Menendez said Rubio's support proved critical toward crafting the bipartisan legislation, as the senior senator from Florida is in good stead with Republican leadership and the White House.
 
Menendez and Rubio both serve on the Senate Foreign Relations Committee, as ranking member and Western Hemisphere chairman, respectively, under Chairman Sen. James Risch (R-Idaho).
 
A spokeswoman for Rubio told The Hill "our office will work with Chairman Risch’s office to get the bill on the SFRC agenda as quickly as possible."
 
The bill avoids drawing red lines that would precipitate military action by the United States, a point of contention between Rubio and Menendez — and more generally, between Republicans and Democrats who support the administration's Venezuela policy.
 
 
Menendez didn't say whether a move by Maduro to arrest Guaidó should be met with U.S. military force, instead noting how European Union (EU) and Latin American support could help prevent such a situation.
 
"Sanctioning the Maduro government is critically important and multilateralizing those bilateral efforts is incredibly important," he said.
 
Menendez added that increased European support could help counteract the support Maduro has received from Russia, China and Cuba.
 
"This is why I think it is so important that we quickly seek to internationalize the sanctions regime.

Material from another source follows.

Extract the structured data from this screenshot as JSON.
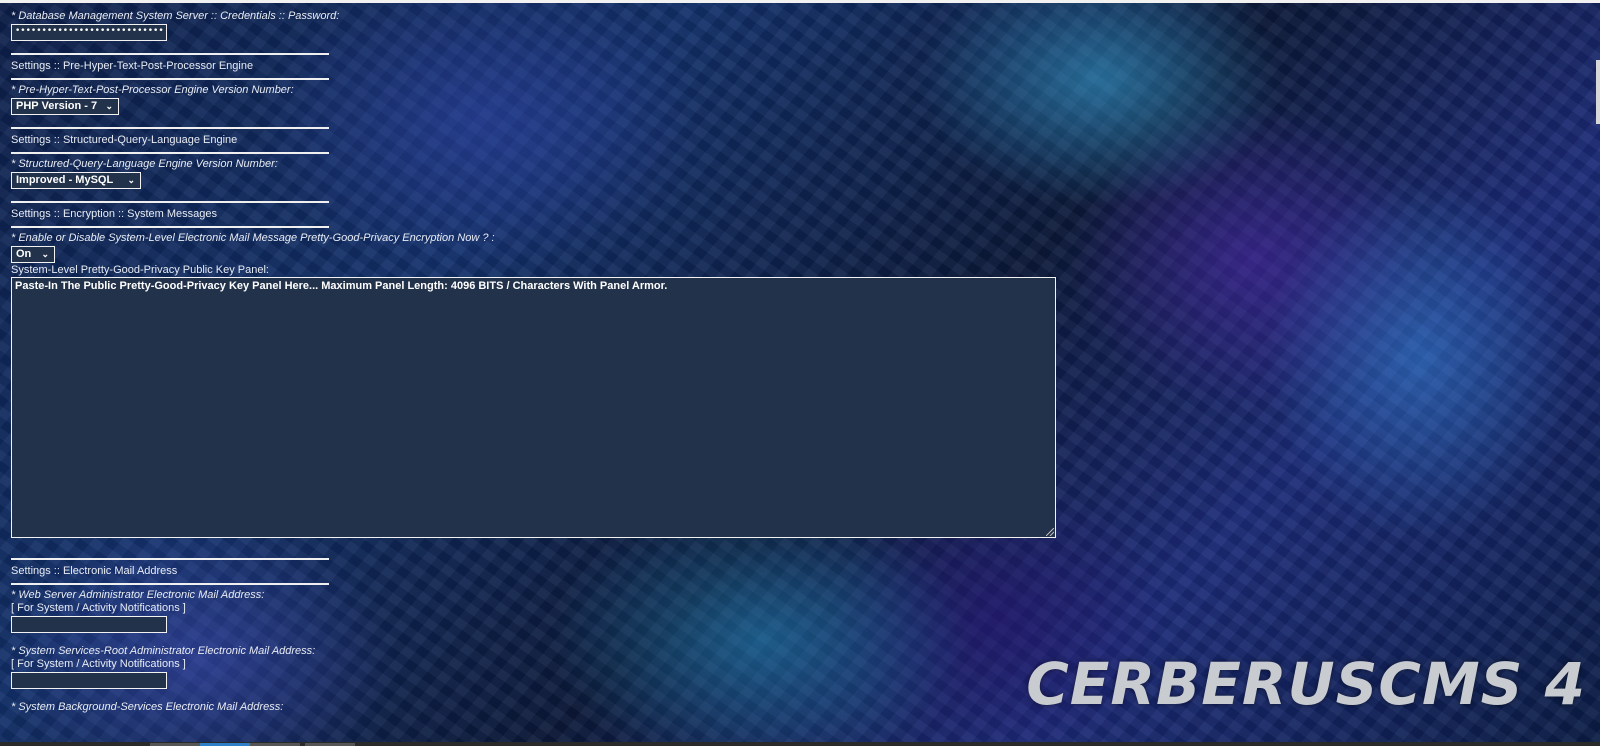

It sends Maduro a message, as well as Russia and China, who are helping to prop up Maduro, and Cuba," said Menendez. 
 
"The EU has engagement with all of these countries," he added.
 
The Senate bill would give statutory support to U.S. policy, rather than grant the White House new tools to go after Maduro.
 
"Much of this is actually doable by the executive branch but in the absence of doing this, the Congress … is leading the way, suggesting this is what needs to be done," said Menendez.